Steven Berry, whose introductory economics class was the most oversubscribed course at Yale during the fall semester, has been hit three times by pranksters this year.
“If pranks were short, rare and funny, then they might actually be a welcome break,” Berry said in an e-mail. “However, [they] seem to be increasingly long, frequent and disruptive.”
Now, Guinnane said he and some of his colleagues are discussing responses to prevent further disruptions next year. Among these include a zero-tolerance policy where if another prank occurs, the professor will turn off his presentation, leave the classroom and end class.
But not all faculty members necessarily share this sentiment.
After his popular Cold War lecture was repeatedly pranked in the fall of 2008, history professor John Gaddis actually lamented the unexplained disappearance of the Pundits prank society the following year.
“I missed you guys,” he said in his final lecture of 2009. “What happened?”
Then, in February, Gaddis’s “Art of Biography” seminar was interrupted by an extensive reenactment of the film “Titanic,” replete with cardboard cutout lifeboats and champagne in Solo cups.
In an e-mail, Gaddis said his classes have not been interrupted in the past few weeks.
William Summers, whose popular “Biology of Gender and Sexuality” (better known as “Porn in the Morn”) attracted a variety of pranksters before he stopped teaching it this year, said he has never found the interruptions to be a problem. He said they have not been prolonged, threatening or offensive, adding that the pranks are “really just a bit of silly humor that I have been able to accept in the spirit intended.”
In some ways, such tasks have merit, said Malay Araya ’10, who interrupted Summers’ course when she was a junior as a requirement of society tap. She strode into the lecture hall with members of her tap class and distributed condoms to students in the audience. She said the humiliating and public nature of such pranks brings the tap class together, adding that she thinks it is appealing to pull a prank in a lecture hall because its boldness walks the line of outright rudeness.
The Pundits, for their part, deny involvement in the recent course disruptions. As one member said in an e-mail, “Over this past week, sh—- societies forced their fledglings to perform sh—-, disruptive tasks, because nothing ritualizes society membership like a ton of awkward. The pundits refused to comment, before they vomited on everyone’s face.”

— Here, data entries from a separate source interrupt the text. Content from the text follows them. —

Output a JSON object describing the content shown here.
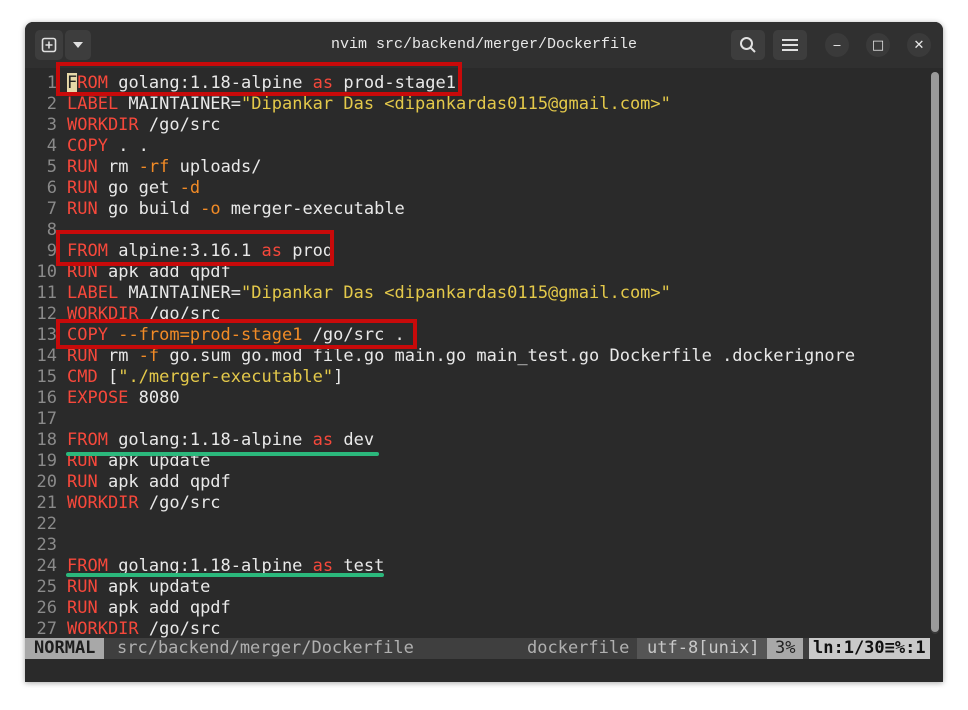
{
  "window": {
    "title": "nvim src/backend/merger/Dockerfile",
    "new_tab_icon": "plus-box-icon",
    "menu_icon": "chevron-down-icon",
    "search_icon": "search-icon",
    "hamburger_icon": "hamburger-icon",
    "minimize_label": "‒",
    "maximize_label": "□",
    "close_label": "✕"
  },
  "editor": {
    "lines": [
      {
        "n": "1",
        "segs": [
          {
            "t": "F",
            "c": "cursor"
          },
          {
            "t": "ROM",
            "c": "kw"
          },
          {
            "t": " golang:1.18-alpine ",
            "c": ""
          },
          {
            "t": "as",
            "c": "kw"
          },
          {
            "t": " prod-stage1",
            "c": ""
          }
        ]
      },
      {
        "n": "2",
        "segs": [
          {
            "t": "LABEL",
            "c": "kw"
          },
          {
            "t": " MAINTAINER=",
            "c": ""
          },
          {
            "t": "\"Dipankar Das <dipankardas0115@gmail.com>\"",
            "c": "str"
          }
        ]
      },
      {
        "n": "3",
        "segs": [
          {
            "t": "WORKDIR",
            "c": "kw"
          },
          {
            "t": " /go/src",
            "c": ""
          }
        ]
      },
      {
        "n": "4",
        "segs": [
          {
            "t": "COPY",
            "c": "kw"
          },
          {
            "t": " . .",
            "c": ""
          }
        ]
      },
      {
        "n": "5",
        "segs": [
          {
            "t": "RUN",
            "c": "kw"
          },
          {
            "t": " rm ",
            "c": ""
          },
          {
            "t": "-rf",
            "c": "opt"
          },
          {
            "t": " uploads/",
            "c": ""
          }
        ]
      },
      {
        "n": "6",
        "segs": [
          {
            "t": "RUN",
            "c": "kw"
          },
          {
            "t": " go get ",
            "c": ""
          },
          {
            "t": "-d",
            "c": "opt"
          }
        ]
      },
      {
        "n": "7",
        "segs": [
          {
            "t": "RUN",
            "c": "kw"
          },
          {
            "t": " go build ",
            "c": ""
          },
          {
            "t": "-o",
            "c": "opt"
          },
          {
            "t": " merger-executable",
            "c": ""
          }
        ]
      },
      {
        "n": "8",
        "segs": []
      },
      {
        "n": "9",
        "segs": [
          {
            "t": "FROM",
            "c": "kw"
          },
          {
            "t": " alpine:3.16.1 ",
            "c": ""
          },
          {
            "t": "as",
            "c": "kw"
          },
          {
            "t": " prod",
            "c": ""
          }
        ]
      },
      {
        "n": "10",
        "segs": [
          {
            "t": "RUN",
            "c": "kw"
          },
          {
            "t": " apk add qpdf",
            "c": ""
          }
        ]
      },
      {
        "n": "11",
        "segs": [
          {
            "t": "LABEL",
            "c": "kw"
          },
          {
            "t": " MAINTAINER=",
            "c": ""
          },
          {
            "t": "\"Dipankar Das <dipankardas0115@gmail.com>\"",
            "c": "str"
          }
        ]
      },
      {
        "n": "12",
        "segs": [
          {
            "t": "WORKDIR",
            "c": "kw"
          },
          {
            "t": " /go/src",
            "c": ""
          }
        ]
      },
      {
        "n": "13",
        "segs": [
          {
            "t": "COPY",
            "c": "kw"
          },
          {
            "t": " ",
            "c": ""
          },
          {
            "t": "--from=prod-stage1",
            "c": "opt"
          },
          {
            "t": " /go/src .",
            "c": ""
          }
        ]
      },
      {
        "n": "14",
        "segs": [
          {
            "t": "RUN",
            "c": "kw"
          },
          {
            "t": " rm ",
            "c": ""
          },
          {
            "t": "-f",
            "c": "opt"
          },
          {
            "t": " go.sum go.mod file.go main.go main_test.go Dockerfile .dockerignore",
            "c": ""
          }
        ]
      },
      {
        "n": "15",
        "segs": [
          {
            "t": "CMD",
            "c": "kw"
          },
          {
            "t": " [",
            "c": ""
          },
          {
            "t": "\"./merger-executable\"",
            "c": "str"
          },
          {
            "t": "]",
            "c": ""
          }
        ]
      },
      {
        "n": "16",
        "segs": [
          {
            "t": "EXPOSE",
            "c": "kw"
          },
          {
            "t": " 8080",
            "c": ""
          }
        ]
      },
      {
        "n": "17",
        "segs": []
      },
      {
        "n": "18",
        "segs": [
          {
            "t": "FROM",
            "c": "kw"
          },
          {
            "t": " golang:1.18-alpine ",
            "c": ""
          },
          {
            "t": "as",
            "c": "kw"
          },
          {
            "t": " dev",
            "c": ""
          }
        ]
      },
      {
        "n": "19",
        "segs": [
          {
            "t": "RUN",
            "c": "kw"
          },
          {
            "t": " apk update",
            "c": ""
          }
        ]
      },
      {
        "n": "20",
        "segs": [
          {
            "t": "RUN",
            "c": "kw"
          },
          {
            "t": " apk add qpdf",
            "c": ""
          }
        ]
      },
      {
        "n": "21",
        "segs": [
          {
            "t": "WORKDIR",
            "c": "kw"
          },
          {
            "t": " /go/src",
            "c": ""
          }
        ]
      },
      {
        "n": "22",
        "segs": []
      },
      {
        "n": "23",
        "segs": []
      },
      {
        "n": "24",
        "segs": [
          {
            "t": "FROM",
            "c": "kw"
          },
          {
            "t": " golang:1.18-alpine ",
            "c": ""
          },
          {
            "t": "as",
            "c": "kw"
          },
          {
            "t": " test",
            "c": ""
          }
        ]
      },
      {
        "n": "25",
        "segs": [
          {
            "t": "RUN",
            "c": "kw"
          },
          {
            "t": " apk update",
            "c": ""
          }
        ]
      },
      {
        "n": "26",
        "segs": [
          {
            "t": "RUN",
            "c": "kw"
          },
          {
            "t": " apk add qpdf",
            "c": ""
          }
        ]
      },
      {
        "n": "27",
        "segs": [
          {
            "t": "WORKDIR",
            "c": "kw"
          },
          {
            "t": " /go/src",
            "c": ""
          }
        ]
      }
    ]
  },
  "statusline": {
    "mode": "NORMAL",
    "file": "src/backend/merger/Dockerfile",
    "filetype": "dockerfile",
    "encoding": "utf-8[unix]",
    "percent": "3%",
    "position": "ln:1/30≡%:1"
  },
  "colors": {
    "keyword": "#f6483b",
    "string": "#e4c94a",
    "option": "#f28b26",
    "highlight_box": "#c80a0a",
    "underline": "#2bb87c"
  }
}
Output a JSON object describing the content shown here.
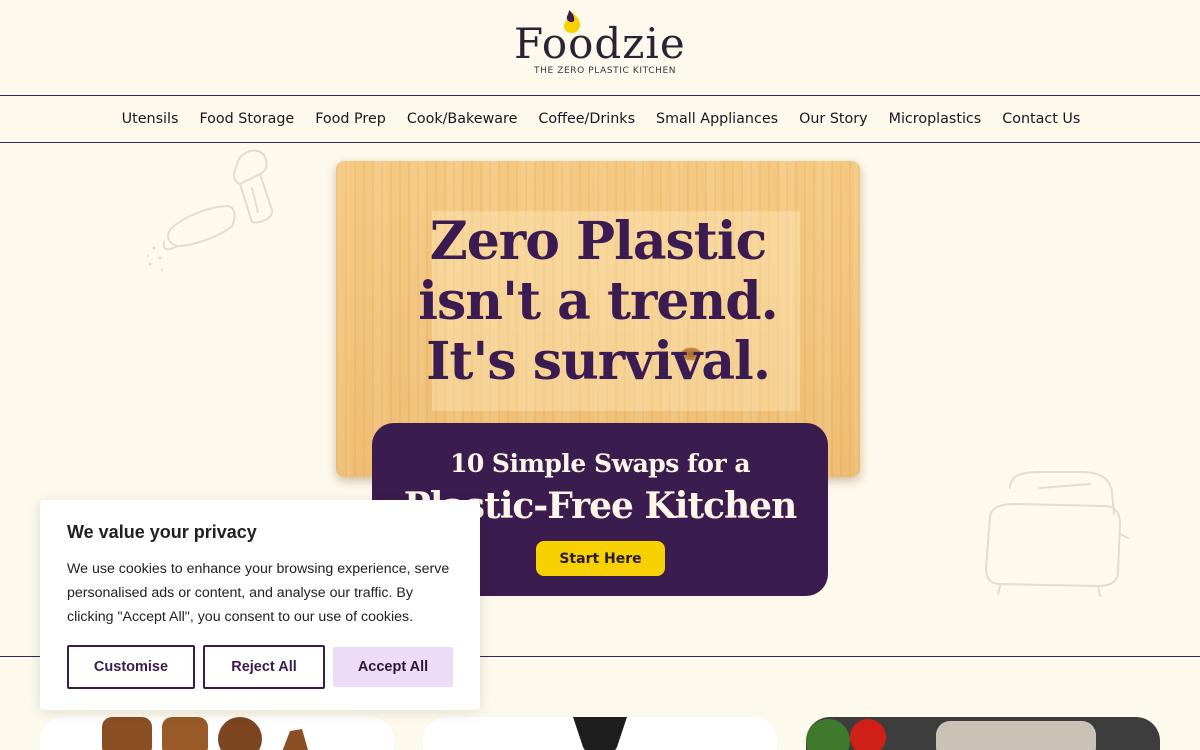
{
  "brand": {
    "name": "Foodzie",
    "tagline": "THE ZERO PLASTIC KITCHEN",
    "drop_colors": [
      "#f8d100",
      "#3a1c4e"
    ]
  },
  "nav": {
    "items": [
      "Utensils",
      "Food Storage",
      "Food Prep",
      "Cook/Bakeware",
      "Coffee/Drinks",
      "Small Appliances",
      "Our Story",
      "Microplastics",
      "Contact Us"
    ]
  },
  "hero": {
    "title_lines": [
      "Zero Plastic",
      "isn't a trend.",
      "It's survival."
    ],
    "cta_line1": "10 Simple Swaps for a",
    "cta_line2": "Plastic-Free Kitchen",
    "cta_button": "Start Here"
  },
  "cookie_banner": {
    "title": "We value your privacy",
    "body": "We use cookies to enhance your browsing experience, serve personalised ads or content, and analyse our traffic. By clicking \"Accept All\", you consent to our use of cookies.",
    "customise": "Customise",
    "reject": "Reject All",
    "accept": "Accept All"
  },
  "decorations": [
    "salt-shaker-icon",
    "pepper-shaker-icon",
    "toaster-icon"
  ],
  "colors": {
    "background": "#fdf9ec",
    "brand_purple": "#3a1c4e",
    "accent_yellow": "#f8d100",
    "accept_bg": "#ecdcf8"
  }
}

But with only four weekdays before the beginning of reading week, professors and administrators can rest easy — at least until next year’s tap.
Lauren Rosenthal contributed reporting.